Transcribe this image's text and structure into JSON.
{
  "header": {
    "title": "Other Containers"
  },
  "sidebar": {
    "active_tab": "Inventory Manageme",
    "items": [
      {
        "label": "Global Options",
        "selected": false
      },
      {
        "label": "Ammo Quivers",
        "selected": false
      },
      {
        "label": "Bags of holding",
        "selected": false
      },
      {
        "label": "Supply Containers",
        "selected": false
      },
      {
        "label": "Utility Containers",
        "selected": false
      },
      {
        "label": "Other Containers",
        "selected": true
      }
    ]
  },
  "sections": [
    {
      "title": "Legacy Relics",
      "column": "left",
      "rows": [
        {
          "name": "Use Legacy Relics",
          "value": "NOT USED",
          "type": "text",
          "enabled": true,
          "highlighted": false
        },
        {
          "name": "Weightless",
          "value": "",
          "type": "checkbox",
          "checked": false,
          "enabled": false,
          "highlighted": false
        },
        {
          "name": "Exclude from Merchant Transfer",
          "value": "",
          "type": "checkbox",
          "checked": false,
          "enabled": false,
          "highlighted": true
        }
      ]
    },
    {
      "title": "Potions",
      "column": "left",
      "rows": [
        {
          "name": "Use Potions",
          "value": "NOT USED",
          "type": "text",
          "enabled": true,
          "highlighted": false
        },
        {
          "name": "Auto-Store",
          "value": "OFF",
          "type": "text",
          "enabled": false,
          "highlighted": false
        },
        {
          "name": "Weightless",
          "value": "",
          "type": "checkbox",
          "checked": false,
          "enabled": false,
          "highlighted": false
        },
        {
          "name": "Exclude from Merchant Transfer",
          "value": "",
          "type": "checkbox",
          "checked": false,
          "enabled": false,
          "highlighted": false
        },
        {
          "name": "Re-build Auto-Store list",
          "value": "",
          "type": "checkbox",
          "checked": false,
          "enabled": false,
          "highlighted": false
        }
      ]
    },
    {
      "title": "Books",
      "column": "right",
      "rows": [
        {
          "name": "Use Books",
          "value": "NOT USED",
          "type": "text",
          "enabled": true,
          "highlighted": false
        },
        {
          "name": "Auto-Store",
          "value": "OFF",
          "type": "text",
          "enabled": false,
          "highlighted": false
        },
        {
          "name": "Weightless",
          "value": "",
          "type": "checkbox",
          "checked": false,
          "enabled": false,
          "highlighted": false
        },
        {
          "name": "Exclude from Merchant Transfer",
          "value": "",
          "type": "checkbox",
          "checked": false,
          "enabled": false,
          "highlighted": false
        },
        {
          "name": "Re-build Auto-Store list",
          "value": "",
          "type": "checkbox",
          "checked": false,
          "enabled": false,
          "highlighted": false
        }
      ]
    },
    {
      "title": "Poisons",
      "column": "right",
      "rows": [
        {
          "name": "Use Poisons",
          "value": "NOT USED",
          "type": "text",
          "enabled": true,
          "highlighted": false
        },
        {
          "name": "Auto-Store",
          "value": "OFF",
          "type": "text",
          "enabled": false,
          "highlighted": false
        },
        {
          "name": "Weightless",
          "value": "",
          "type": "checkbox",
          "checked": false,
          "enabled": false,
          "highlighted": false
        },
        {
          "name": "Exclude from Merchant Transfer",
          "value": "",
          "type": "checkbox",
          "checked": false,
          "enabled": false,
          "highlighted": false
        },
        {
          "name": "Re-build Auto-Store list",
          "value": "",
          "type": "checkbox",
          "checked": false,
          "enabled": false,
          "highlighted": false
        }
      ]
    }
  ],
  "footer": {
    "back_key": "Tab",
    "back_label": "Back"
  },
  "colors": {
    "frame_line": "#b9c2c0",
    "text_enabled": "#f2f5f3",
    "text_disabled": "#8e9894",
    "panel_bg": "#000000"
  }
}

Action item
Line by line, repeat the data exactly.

Exercise response
Transcribe this image's text and structure into JSON.
{
  "header": {
    "title": "Other Containers"
  },
  "sidebar": {
    "active_tab": "Inventory Manageme",
    "items": [
      {
        "label": "Global Options",
        "selected": false
      },
      {
        "label": "Ammo Quivers",
        "selected": false
      },
      {
        "label": "Bags of holding",
        "selected": false
      },
      {
        "label": "Supply Containers",
        "selected": false
      },
      {
        "label": "Utility Containers",
        "selected": false
      },
      {
        "label": "Other Containers",
        "selected": true
      }
    ]
  },
  "sections": [
    {
      "title": "Legacy Relics",
      "column": "left",
      "rows": [
        {
          "name": "Use Legacy Relics",
          "value": "NOT USED",
          "type": "text",
          "enabled": true,
          "highlighted": false
        },
        {
          "name": "Weightless",
          "value": "",
          "type": "checkbox",
          "checked": false,
          "enabled": false,
          "highlighted": false
        },
        {
          "name": "Exclude from Merchant Transfer",
          "value": "",
          "type": "checkbox",
          "checked": false,
          "enabled": false,
          "highlighted": true
        }
      ]
    },
    {
      "title": "Potions",
      "column": "left",
      "rows": [
        {
          "name": "Use Potions",
          "value": "NOT USED",
          "type": "text",
          "enabled": true,
          "highlighted": false
        },
        {
          "name": "Auto-Store",
          "value": "OFF",
          "type": "text",
          "enabled": false,
          "highlighted": false
        },
        {
          "name": "Weightless",
          "value": "",
          "type": "checkbox",
          "checked": false,
          "enabled": false,
          "highlighted": false
        },
        {
          "name": "Exclude from Merchant Transfer",
          "value": "",
          "type": "checkbox",
          "checked": false,
          "enabled": false,
          "highlighted": false
        },
        {
          "name": "Re-build Auto-Store list",
          "value": "",
          "type": "checkbox",
          "checked": false,
          "enabled": false,
          "highlighted": false
        }
      ]
    },
    {
      "title": "Books",
      "column": "right",
      "rows": [
        {
          "name": "Use Books",
          "value": "NOT USED",
          "type": "text",
          "enabled": true,
          "highlighted": false
        },
        {
          "name": "Auto-Store",
          "value": "OFF",
          "type": "text",
          "enabled": false,
          "highlighted": false
        },
        {
          "name": "Weightless",
          "value": "",
          "type": "checkbox",
          "checked": false,
          "enabled": false,
          "highlighted": false
        },
        {
          "name": "Exclude from Merchant Transfer",
          "value": "",
          "type": "checkbox",
          "checked": false,
          "enabled": false,
          "highlighted": false
        },
        {
          "name": "Re-build Auto-Store list",
          "value": "",
          "type": "checkbox",
          "checked": false,
          "enabled": false,
          "highlighted": false
        }
      ]
    },
    {
      "title": "Poisons",
      "column": "right",
      "rows": [
        {
          "name": "Use Poisons",
          "value": "NOT USED",
          "type": "text",
          "enabled": true,
          "highlighted": false
        },
        {
          "name": "Auto-Store",
          "value": "OFF",
          "type": "text",
          "enabled": false,
          "highlighted": false
        },
        {
          "name": "Weightless",
          "value": "",
          "type": "checkbox",
          "checked": false,
          "enabled": false,
          "highlighted": false
        },
        {
          "name": "Exclude from Merchant Transfer",
          "value": "",
          "type": "checkbox",
          "checked": false,
          "enabled": false,
          "highlighted": false
        },
        {
          "name": "Re-build Auto-Store list",
          "value": "",
          "type": "checkbox",
          "checked": false,
          "enabled": false,
          "highlighted": false
        }
      ]
    }
  ],
  "footer": {
    "back_key": "Tab",
    "back_label": "Back"
  },
  "colors": {
    "frame_line": "#b9c2c0",
    "text_enabled": "#f2f5f3",
    "text_disabled": "#8e9894",
    "panel_bg": "#000000"
  }
}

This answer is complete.